It is predicted the Real Estate Market will come out unscathed.

We thought it important to share this latest update by the biggest industry publisher Real Estate .com.au (REA Group). 

The coronavirus pandemic is having a catastrophic effect on Australia’s economy. While it’s still too soon to tell what damage has extended to the property market, it will likely come out unscathed.

Online auctions make up a third of previous auction market

The number of scheduled online auctions are far fewer than what we’d normally see scheduled on realestate.com.au for on-site auctions. The industry is still transitioning to new ways of selling amid COVID-19, so we might see a bigger uptake of online auctions as it becomes the new norm.

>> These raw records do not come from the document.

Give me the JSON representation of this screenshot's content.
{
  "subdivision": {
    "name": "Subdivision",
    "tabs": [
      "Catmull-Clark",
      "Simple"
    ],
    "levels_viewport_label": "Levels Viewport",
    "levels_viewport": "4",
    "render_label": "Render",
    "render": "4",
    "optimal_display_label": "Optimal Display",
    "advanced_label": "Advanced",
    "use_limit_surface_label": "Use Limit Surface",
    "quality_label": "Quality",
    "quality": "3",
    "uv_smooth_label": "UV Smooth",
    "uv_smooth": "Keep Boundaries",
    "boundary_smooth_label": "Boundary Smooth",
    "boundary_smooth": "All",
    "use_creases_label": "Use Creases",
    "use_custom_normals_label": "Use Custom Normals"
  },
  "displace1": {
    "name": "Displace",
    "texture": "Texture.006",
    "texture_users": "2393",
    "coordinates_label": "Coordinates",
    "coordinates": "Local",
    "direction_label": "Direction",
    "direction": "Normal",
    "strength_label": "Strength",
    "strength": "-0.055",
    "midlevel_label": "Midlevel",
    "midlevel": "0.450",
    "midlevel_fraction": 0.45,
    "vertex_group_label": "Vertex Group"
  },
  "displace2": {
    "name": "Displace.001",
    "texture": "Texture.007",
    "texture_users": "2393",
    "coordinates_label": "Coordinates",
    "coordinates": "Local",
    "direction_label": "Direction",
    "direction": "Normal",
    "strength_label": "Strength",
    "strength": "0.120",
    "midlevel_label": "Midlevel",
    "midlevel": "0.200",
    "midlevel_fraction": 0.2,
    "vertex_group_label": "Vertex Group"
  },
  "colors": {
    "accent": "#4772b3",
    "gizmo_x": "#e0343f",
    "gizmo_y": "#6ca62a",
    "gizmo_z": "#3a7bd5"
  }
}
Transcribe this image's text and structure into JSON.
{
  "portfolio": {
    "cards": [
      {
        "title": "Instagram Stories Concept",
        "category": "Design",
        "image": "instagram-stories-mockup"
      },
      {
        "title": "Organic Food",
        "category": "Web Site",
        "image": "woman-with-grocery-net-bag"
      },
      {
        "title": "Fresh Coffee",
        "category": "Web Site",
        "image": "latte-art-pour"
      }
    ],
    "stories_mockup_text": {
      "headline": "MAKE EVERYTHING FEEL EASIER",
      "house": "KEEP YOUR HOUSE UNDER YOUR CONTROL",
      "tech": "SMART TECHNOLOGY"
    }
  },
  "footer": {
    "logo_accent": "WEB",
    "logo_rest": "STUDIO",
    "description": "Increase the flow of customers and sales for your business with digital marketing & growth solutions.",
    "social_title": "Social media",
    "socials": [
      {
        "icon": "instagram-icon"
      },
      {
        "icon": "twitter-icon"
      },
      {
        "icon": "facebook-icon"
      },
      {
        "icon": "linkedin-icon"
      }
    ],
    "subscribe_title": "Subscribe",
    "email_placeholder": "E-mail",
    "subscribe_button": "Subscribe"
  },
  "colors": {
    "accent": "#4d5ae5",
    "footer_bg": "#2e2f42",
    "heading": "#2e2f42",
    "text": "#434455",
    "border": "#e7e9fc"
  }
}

It’s important to remember that only 14 percent of properties go to auction, so auctions really are only a small proportion of the market. Last weekend, online auctions made up 5.8 per cent of the overall market. While clearance rates were used as the main form of auction data pre-coronavirus, clearance rates are really only a good indicator of performance in premium Sydney and Melbourne suburbs, where the majority of auctions take place. Right now, the clearance rate is a redundant indicator partly because so few properties are now going to auction, but also because we’re still in a transition phase and learning how best to sell property via auctions in a fundamentally different way.

As with all disruption, it takes time for new behaviours to replace old behaviours. At this stage, it’s too early to tell what the eventual uptake of online buying and selling will be. Post pandemic, I do think on-site auctions will come back, but no doubt the industry will have evolved.

How COVID-19 is affecting property around the world.

It is still too early to know what will happen to pricing in Australia as a result of COVID-19 and we likely won’t be able to analyse data in a meaningful way until May. Until then, we can look at the worst-case health scenarios playing out in Northern Italy, New York, the UK and China to understand what is happening to property in severe lockdowns.

Markets around the world that went into COVID-19 strong are faring better, and Australia’s property market was well into recovery in the first quarter of 2020, which is a positive sign.

It’s also important to note that Australia is currently in a very different situation with much lower rates of death and infection, and a far less severe lockdown. Although, recent changes to inspections in Victoria will immediately and significantly impact the local economy, property industry and general community.

Published on the 12th April Nerida Conisbee and team released this market update;

https://www.realestate.com.au/news/property-market-update-the-covid-19-ripple-effect/

#melbournehomes # #realestate #realestateau #melb

#silverservicere #silverservicerealestate #customerfirst #heretoserve #realestatemelbourne #realestateredefined
#Redefined #lovemyhome